i.MX53 based on the Karo TX53 board. ADV7180 capturing composite (and therefore Interlaced) video.
This is an Automotive application, so the video is the Reversing Camera. A very common application that should be easily supported by the hardware and software.
I would expect there to be Application Notes detailing how to set up and use all of these cases, but the only thing that is available seems to be copies of Freescale's software testing "unit tests". They're made to regression-test the drivers rather than demonstrate their use in an Application.
Running Freescale Linux 2.6.35 taken from "git://git.freescale.com/imx/linux-2.6-imx.git" and starting from the imx_2.6.35_maintain branch. As far as I know this is the latest version of Linux to run on the i.MX53. That's the version linked from the i.MX53 Product Pages anyway. The last patch to that, the latest 2.6.35 branch, is dated 30 Oct 2013.
I can run "imx-test-11.09.01/test/mxc_v4l2_test/mxc_v4l2_tvin.c" and it runs very well, but with one major problem.
It uses V4L2_MEMORY_MMAP buffers on both the Capture and Output sides, and uses memcpy() to copy all data between the interfaces/drivers. The 720x480x2 buffers require copying 30 times a second, resulting in the CPU copying 20 megabytes/second.
Because the rescaling is only supported on the output driver, even if I'm only showing a postage-stamp-sized view of the camera it still has to copy the whole full resolution frame.
Without video, our Application takes 25% of the CPU doing what it does. With Video enabled, this rises to 88%. With a slightly more "busy" version of our Application which runs at 35% CPU loading, the total is now nudging 100%. That's no good. We can't handle the "reversing camera" taking 60% of the CPU. We need some spare CPU for USB data storage and for handling CAN traffic.
60% of the CPU taken copying 20 megabytes/sec? That's 5 mega-32-bit-words/sec read and the same written (total 10 MW/s) on a 32-bit DDR3 memory system running at 400 MHz. That should only be 1/40 of the memory bandwidth and not 60%!
Replacing the "memcpy()" with one written using NEON opcodes drops the overhead from 60% down to 40%. That's still way too much.
The obvious fix is to rewrite mxc_v4l2_tvin.c to use V4L2_MEMORY_USERPTR buffers, so the user code only has to swap pointers instead of copying data.
That's supported by the OUTPUT drivers in "drivers/media/video/mxc/output", but is NOT supported by the CAPTURE drivers in "drivers/media/video/mxc/capture". They only support V4L2_MEMORY_MMAP. I find that the later versions based on 3.14 and supporting subdevices do support USERPTR, but that's no good for 2.6-based drivers.
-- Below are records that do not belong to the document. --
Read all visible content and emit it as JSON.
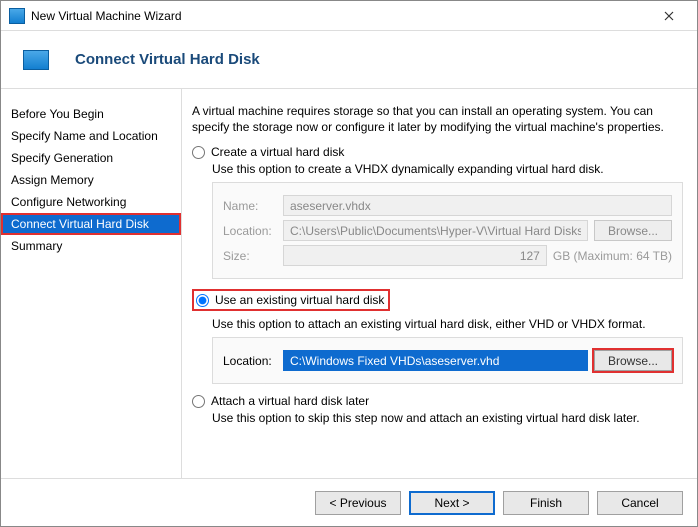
{
  "titlebar": {
    "title": "New Virtual Machine Wizard"
  },
  "header": {
    "title": "Connect Virtual Hard Disk"
  },
  "sidebar": {
    "items": [
      {
        "label": "Before You Begin"
      },
      {
        "label": "Specify Name and Location"
      },
      {
        "label": "Specify Generation"
      },
      {
        "label": "Assign Memory"
      },
      {
        "label": "Configure Networking"
      },
      {
        "label": "Connect Virtual Hard Disk"
      },
      {
        "label": "Summary"
      }
    ],
    "active_index": 5
  },
  "main": {
    "intro": "A virtual machine requires storage so that you can install an operating system. You can specify the storage now or configure it later by modifying the virtual machine's properties.",
    "opt_create": {
      "label": "Create a virtual hard disk",
      "desc": "Use this option to create a VHDX dynamically expanding virtual hard disk.",
      "name_label": "Name:",
      "name_value": "aseserver.vhdx",
      "loc_label": "Location:",
      "loc_value": "C:\\Users\\Public\\Documents\\Hyper-V\\Virtual Hard Disks\\",
      "browse": "Browse...",
      "size_label": "Size:",
      "size_value": "127",
      "size_unit": "GB (Maximum: 64 TB)"
    },
    "opt_existing": {
      "label": "Use an existing virtual hard disk",
      "desc": "Use this option to attach an existing virtual hard disk, either VHD or VHDX format.",
      "loc_label": "Location:",
      "loc_value": "C:\\Windows Fixed VHDs\\aseserver.vhd",
      "browse": "Browse..."
    },
    "opt_later": {
      "label": "Attach a virtual hard disk later",
      "desc": "Use this option to skip this step now and attach an existing virtual hard disk later."
    }
  },
  "footer": {
    "previous": "< Previous",
    "next": "Next >",
    "finish": "Finish",
    "cancel": "Cancel"
  }
}
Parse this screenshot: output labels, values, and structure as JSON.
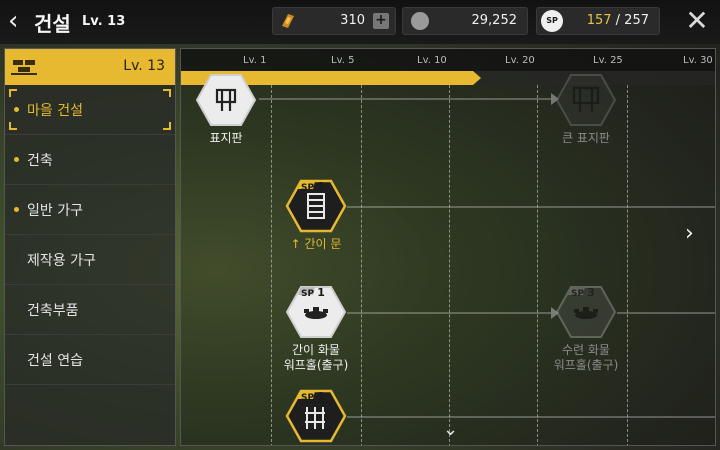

I can also run "imx-test-11.09.01/test/mxc_v4l2_test/mxc_v4l2_overlay.c", and it runs with ZERO CPU overhead as it is doing everything in hardware. That program doesn't support setting up the hardware for deinterlacing, so the video appears on the screen as two squashed frames, being the odd field and the even field. Inspection of the drivers indicates that only the OUTPUT drivers know how to deinterlace, and the OVERLAY driver is an INPUT one, and doesn't seem to.
I know there's a patch that adds deinterlacing to the Capture interface, but it is for "a rather old BSP version" meaning 3.10, and not 2.6.35 and is "old and unsupported" anyway.
De-interlace capture device
So does anyone have any suggestions for getting interlaced CVBS video from the camera to the display without killing the CPU?